Absurdly Driven usually looks at the world of business with a skeptical eye and a firmly rooted tongue in cheek. 

Things are opening up a little.

At least that's how it seems, as America begins to peek into the outside world and contemplate taking a step or two forward.

It's a dangerous process, fraught with risk. 

Yet some of the businesses most severely hit are already making preparations for a radically new tomorrow. It's a difficult process, especially if competing brands all feel they should now offer the same thing.

As restaurant owners wonder how they will keep customers at least six feet apart, hotel owners contemplate where and how they might suddenly garner business.

Many of the changes they're contemplating revolve around safety and security. Some will seem strange, even borderline disturbing.

Recently, I wrote about how Hilton has already made enormous changes to its cleaning processes, in partnership with Lysol and the Mayo Clinic. It's something the chain believes will be integral to its brand.

For its part, Marriott has now expressed its vision for how its hotels will change.

We will operate a bit differently going forward.

One change may seem quite peculiar to guests, if entirely understandable.

It seems that housekeeping services during your stay may be less pronounced than housekeeping services between stays.

Personally, I've always appreciated hotel housekeeping coming in every day, cleaning and making the bed. Smooth sheets on a comfortable bed are one of the core values of a good hotel stay.

Yet now, a greater emphasis will be placed on ensuring a clinical spotlessness before you arrive and after you leave. As Skift put Sorenson's thoughts: "Housekeeping will likely occur more between stays rather than during."

The controversy over hotel cleanliness has been long and painful. Some have been exposed for omitting even the most basic hygienic gestures. This hasn't been confined to the cheaper hotels, either.

At heart, then, cleanliness will likely become one of the biggest marketing features in hospitality -- and, indeed, in many businesses beyond that.

Yet is it enough?
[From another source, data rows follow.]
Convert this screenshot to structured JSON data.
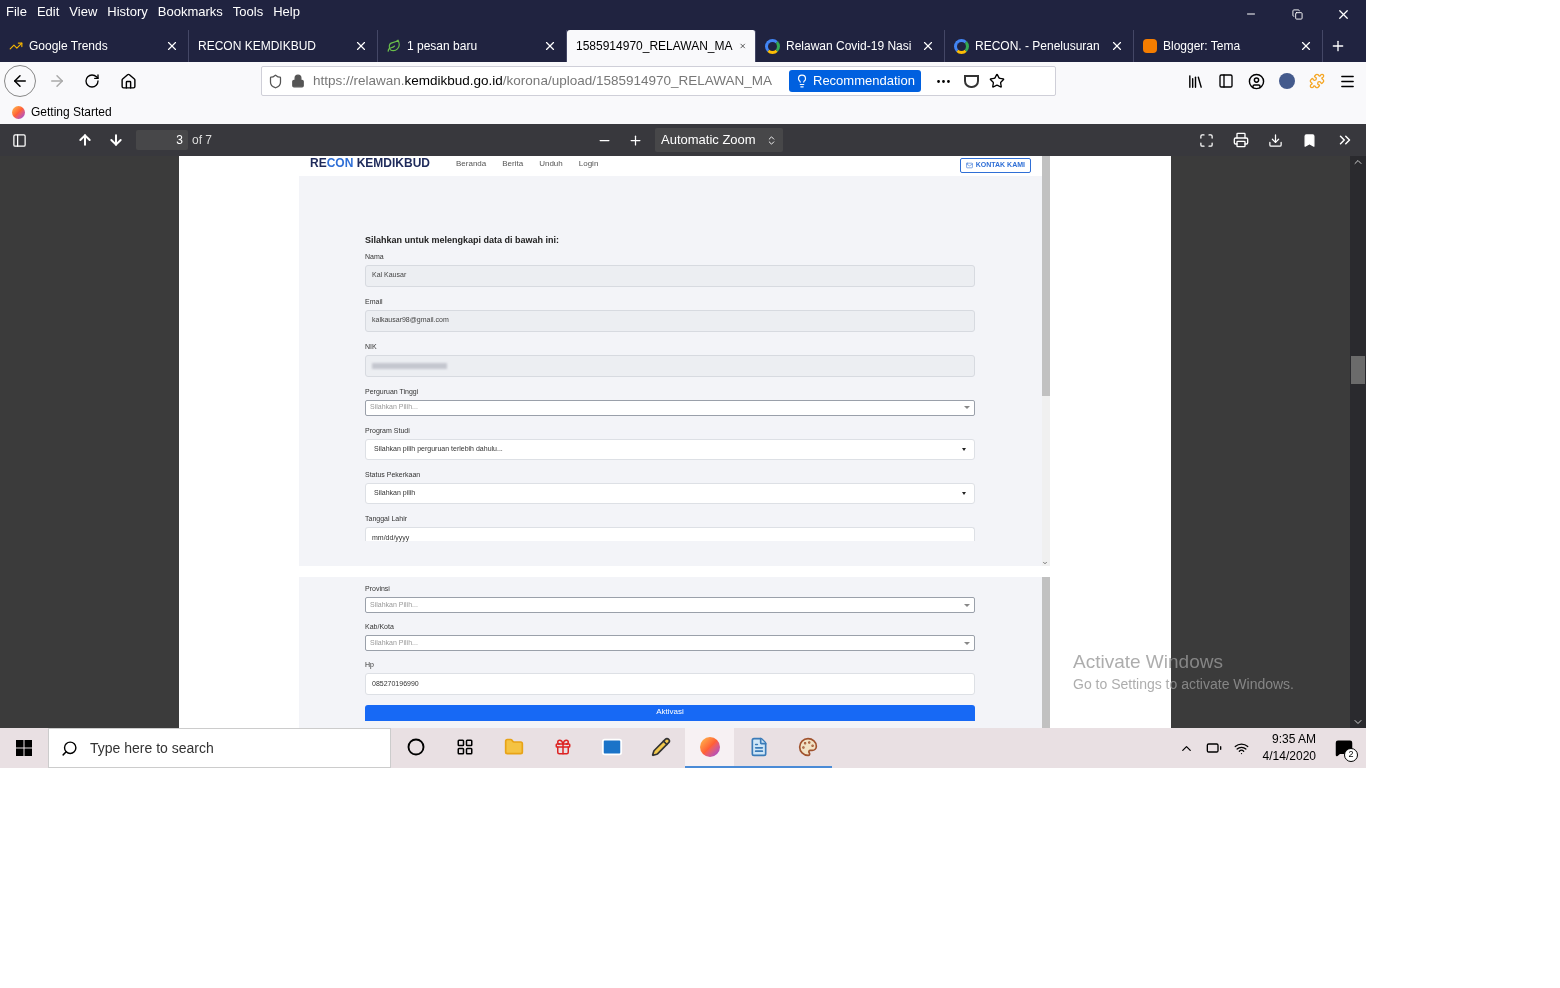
{
  "menu": [
    "File",
    "Edit",
    "View",
    "History",
    "Bookmarks",
    "Tools",
    "Help"
  ],
  "tabs": [
    {
      "label": "Google Trends",
      "selected": false,
      "kind": "trends"
    },
    {
      "label": "RECON KEMDIKBUD",
      "selected": false,
      "kind": "plain"
    },
    {
      "label": "1 pesan baru",
      "selected": false,
      "kind": "leaf"
    },
    {
      "label": "1585914970_RELAWAN_MA",
      "selected": true,
      "kind": "plain"
    },
    {
      "label": "Relawan Covid-19 Nasi",
      "selected": false,
      "kind": "google"
    },
    {
      "label": "RECON. - Penelusuran",
      "selected": false,
      "kind": "google"
    },
    {
      "label": "Blogger: Tema",
      "selected": false,
      "kind": "blogger"
    }
  ],
  "address_bar": {
    "prefix": "https://relawan.",
    "domain": "kemdikbud.go.id",
    "path": "/korona/upload/1585914970_RELAWAN_MA",
    "recommendation": "Recommendation"
  },
  "bookmarks": [
    "Getting Started"
  ],
  "pdf_toolbar": {
    "page": "3",
    "page_count": "of 7",
    "zoom": "Automatic Zoom"
  },
  "document": {
    "brand": [
      {
        "text": "RE",
        "color": "#1e2a5a"
      },
      {
        "text": "CON",
        "color": "#2f6fd6"
      },
      {
        "text": " KEMDIKBUD",
        "color": "#1e2a5a"
      }
    ],
    "nav": [
      "Beranda",
      "Berita",
      "Unduh",
      "Login"
    ],
    "contact_button": "KONTAK KAMI",
    "heading": "Silahkan untuk melengkapi data di bawah ini:",
    "fields": [
      {
        "kind": "readonly",
        "label": "Nama",
        "value": "Kal Kausar"
      },
      {
        "kind": "readonly",
        "label": "Email",
        "value": "kalkausar98@gmail.com"
      },
      {
        "kind": "blurred",
        "label": "NIK"
      },
      {
        "kind": "combo",
        "label": "Perguruan Tinggi",
        "placeholder": "Silahkan Pilih..."
      },
      {
        "kind": "select",
        "label": "Program Studi",
        "value": "Silahkan pilih perguruan terlebih dahulu..."
      },
      {
        "kind": "select",
        "label": "Status Pekerkaan",
        "value": "Silahkan pilih"
      },
      {
        "kind": "date",
        "label": "Tanggal Lahir",
        "placeholder": "mm/dd/yyyy"
      }
    ],
    "fields_2": [
      {
        "kind": "combo",
        "label": "Provinsi",
        "placeholder": "Silahkan Pilih..."
      },
      {
        "kind": "combo",
        "label": "Kab/Kota",
        "placeholder": "Silahkan Pilih..."
      },
      {
        "kind": "input",
        "label": "Hp",
        "value": "085270196990"
      }
    ],
    "submit": "Aktivasi"
  },
  "activation_notice": {
    "title": "Activate Windows",
    "text": "Go to Settings to activate Windows."
  },
  "taskbar": {
    "search_placeholder": "Type here to search",
    "apps": [
      {
        "kind": "cortana",
        "running": false,
        "active": false
      },
      {
        "kind": "taskview",
        "running": false,
        "active": false
      },
      {
        "kind": "folder",
        "running": false,
        "active": false
      },
      {
        "kind": "gift",
        "running": false,
        "active": false
      },
      {
        "kind": "mail",
        "running": false,
        "active": false
      },
      {
        "kind": "pencil",
        "running": false,
        "active": false
      },
      {
        "kind": "firefox",
        "running": true,
        "active": true
      },
      {
        "kind": "notepad",
        "running": true,
        "active": false
      },
      {
        "kind": "paint",
        "running": true,
        "active": false
      }
    ],
    "time": "9:35 AM",
    "date": "4/14/2020",
    "notifications": "2"
  }
}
Every hotel chain will surely offer its own, likely trademarked version of cleanliness.

For guests, this will take some readjustment. Simple things such as odor may be palpably different.

Yet cleanliness isn't the only thing the hotel business -- or any other brand where physical contact is involved -- must address.

Logic suggests more customers will drive to their destinations, rather than fly.

The expectation is, therefore, that many more visitors will be local rather than long-distance or international. Gaining their emotional enthusiasm beyond cleanliness is the first step toward deserving their loyalty. 

There's little more important to a hospitality business than customers who come again and again.

In Marriott's case, of course it'll market itself aggressively in the hope of gaining maximum market share, at a time when its scale gives it considerable advantages and it can make special offers seem unusually special.

But now is the time when many businesses -- large and small -- have to consider how to fundamentally alter the experiences they offer. They're now catering to customers whose psyches have been deeply affected by the coronavirus outbreak.

First, think about what your customers really want now. It's not going to be the same as they wanted before. And it's not going to just revolve around health and safety.

Next, anticipate what elements might surprise that customer in a positive way.

Finally -- and certainly the most difficult -- find some way to still deliver the personal touch.

That is something that a new approach to cleanliness only begins to address.